**** Input for this task

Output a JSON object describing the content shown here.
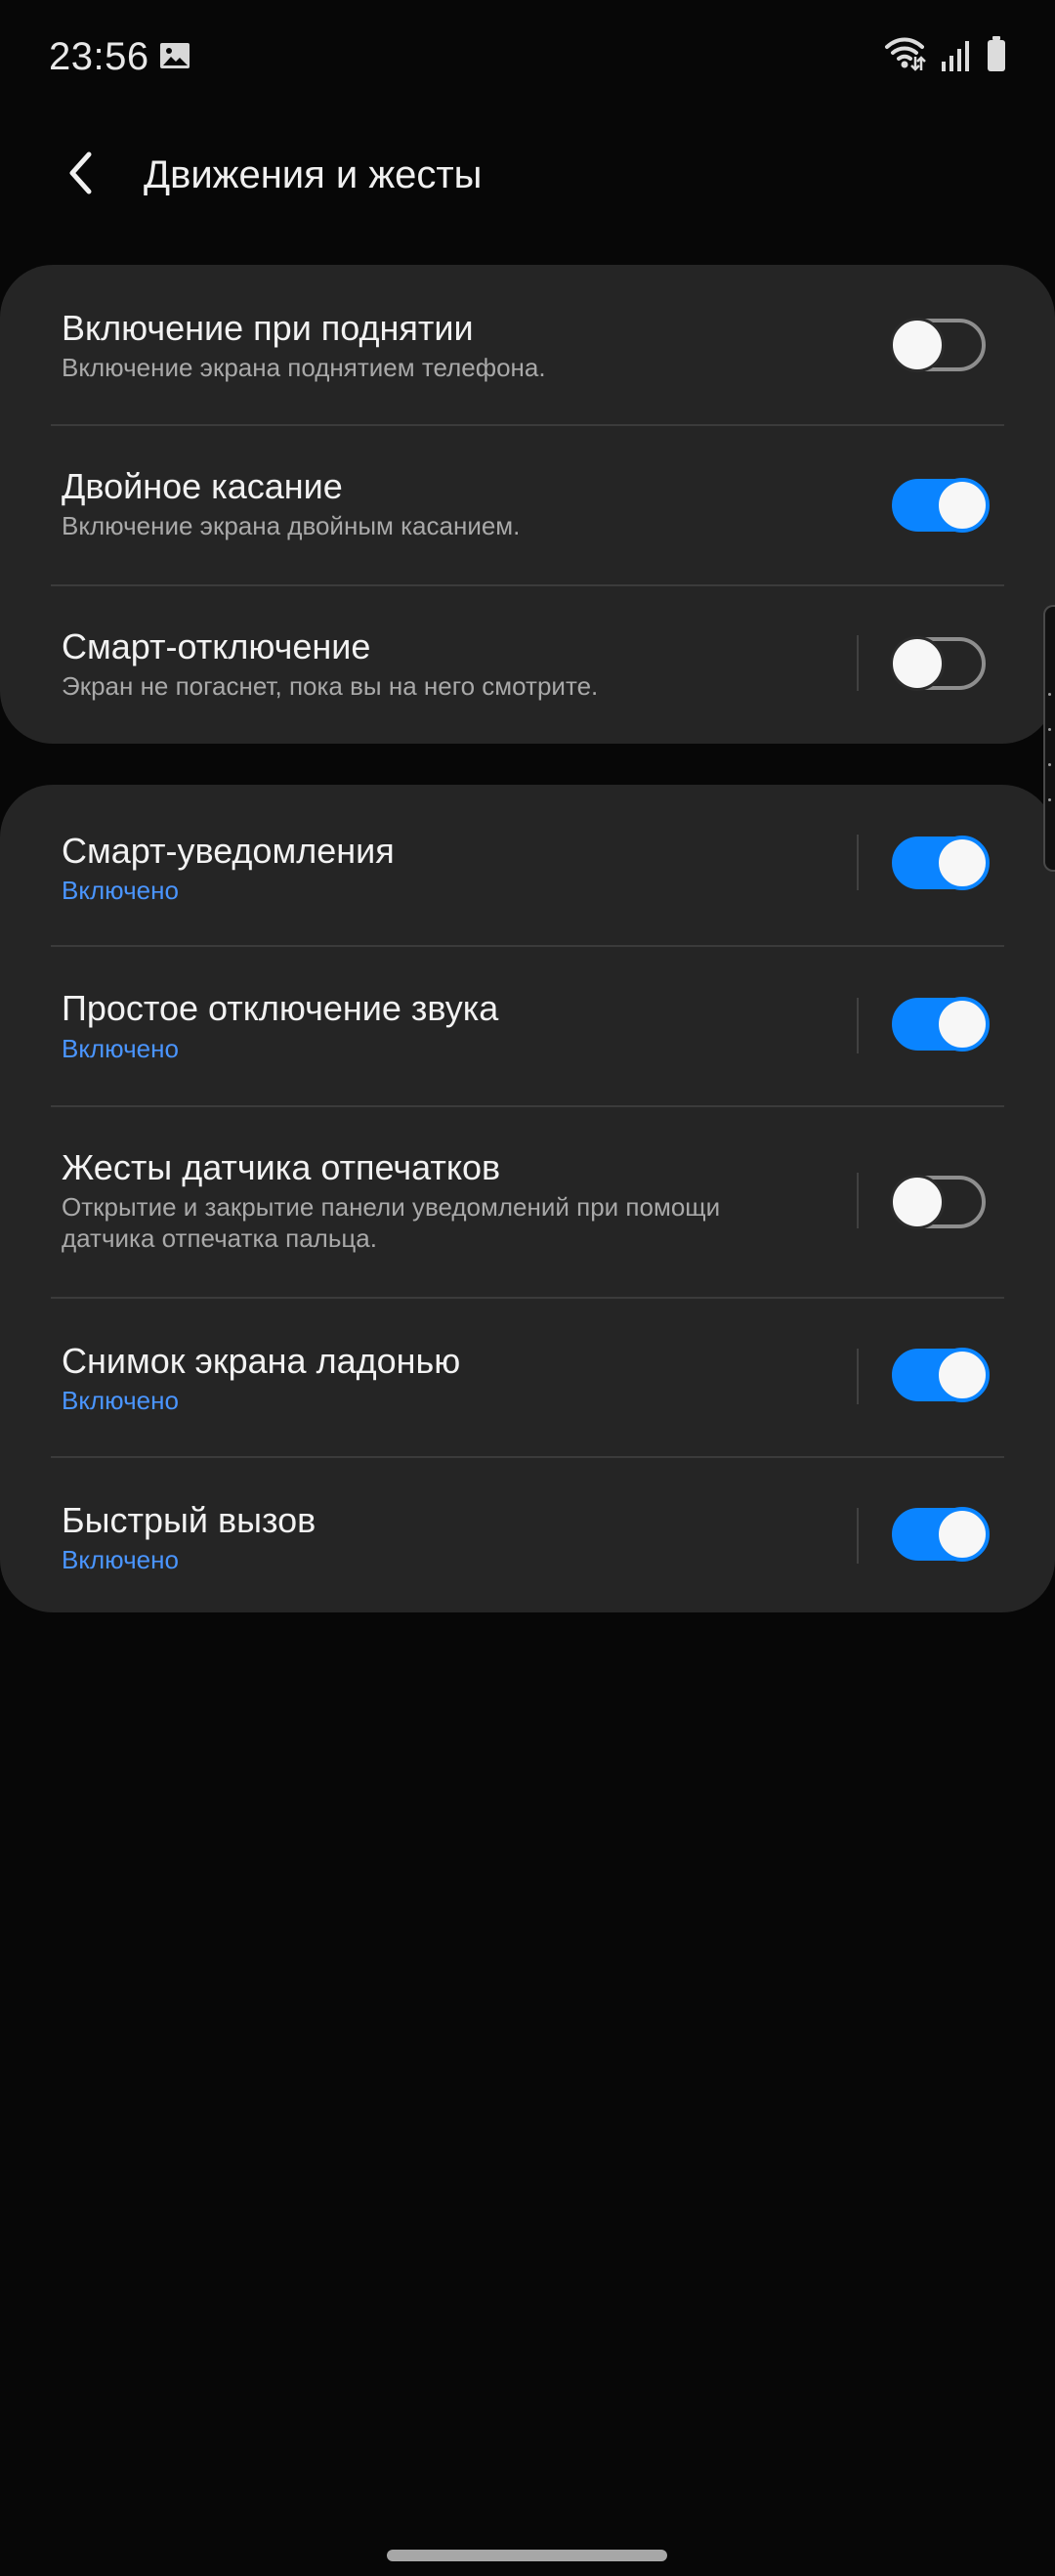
{
  "status_bar": {
    "time": "23:56",
    "left_icon": "gallery-icon",
    "right_icons": [
      "wifi-icon",
      "signal-icon",
      "battery-icon"
    ]
  },
  "header": {
    "back_icon": "back-icon",
    "title": "Движения и жесты"
  },
  "colors": {
    "background": "#070707",
    "card": "#252525",
    "accent": "#0a84ff",
    "status_text": "#4a95ff",
    "primary_text": "#f2f2f2",
    "secondary_text": "#a9a9a9"
  },
  "section_1": {
    "items": [
      {
        "title": "Включение при поднятии",
        "subtitle": "Включение экрана поднятием телефона.",
        "enabled": false
      },
      {
        "title": "Двойное касание",
        "subtitle": "Включение экрана двойным касанием.",
        "enabled": true
      },
      {
        "title": "Смарт-отключение",
        "subtitle": "Экран не погаснет, пока вы на него смотрите.",
        "enabled": false
      }
    ]
  },
  "section_2": {
    "items": [
      {
        "title": "Смарт-уведомления",
        "status": "Включено",
        "enabled": true
      },
      {
        "title": "Простое отключение звука",
        "status": "Включено",
        "enabled": true
      },
      {
        "title": "Жесты датчика отпечатков",
        "subtitle": "Открытие и закрытие панели уведомлений при помощи датчика отпечатка пальца.",
        "enabled": false
      },
      {
        "title": "Снимок экрана ладонью",
        "status": "Включено",
        "enabled": true
      },
      {
        "title": "Быстрый вызов",
        "status": "Включено",
        "enabled": true
      }
    ]
  }
}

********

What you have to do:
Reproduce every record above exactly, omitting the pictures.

Exercise output:
Output a JSON object describing the content shown here.
{
  "status_bar": {
    "time": "23:56",
    "left_icon": "gallery-icon",
    "right_icons": [
      "wifi-icon",
      "signal-icon",
      "battery-icon"
    ]
  },
  "header": {
    "back_icon": "back-icon",
    "title": "Движения и жесты"
  },
  "colors": {
    "background": "#070707",
    "card": "#252525",
    "accent": "#0a84ff",
    "status_text": "#4a95ff",
    "primary_text": "#f2f2f2",
    "secondary_text": "#a9a9a9"
  },
  "section_1": {
    "items": [
      {
        "title": "Включение при поднятии",
        "subtitle": "Включение экрана поднятием телефона.",
        "enabled": false
      },
      {
        "title": "Двойное касание",
        "subtitle": "Включение экрана двойным касанием.",
        "enabled": true
      },
      {
        "title": "Смарт-отключение",
        "subtitle": "Экран не погаснет, пока вы на него смотрите.",
        "enabled": false
      }
    ]
  },
  "section_2": {
    "items": [
      {
        "title": "Смарт-уведомления",
        "status": "Включено",
        "enabled": true
      },
      {
        "title": "Простое отключение звука",
        "status": "Включено",
        "enabled": true
      },
      {
        "title": "Жесты датчика отпечатков",
        "subtitle": "Открытие и закрытие панели уведомлений при помощи датчика отпечатка пальца.",
        "enabled": false
      },
      {
        "title": "Снимок экрана ладонью",
        "status": "Включено",
        "enabled": true
      },
      {
        "title": "Быстрый вызов",
        "status": "Включено",
        "enabled": true
      }
    ]
  }
}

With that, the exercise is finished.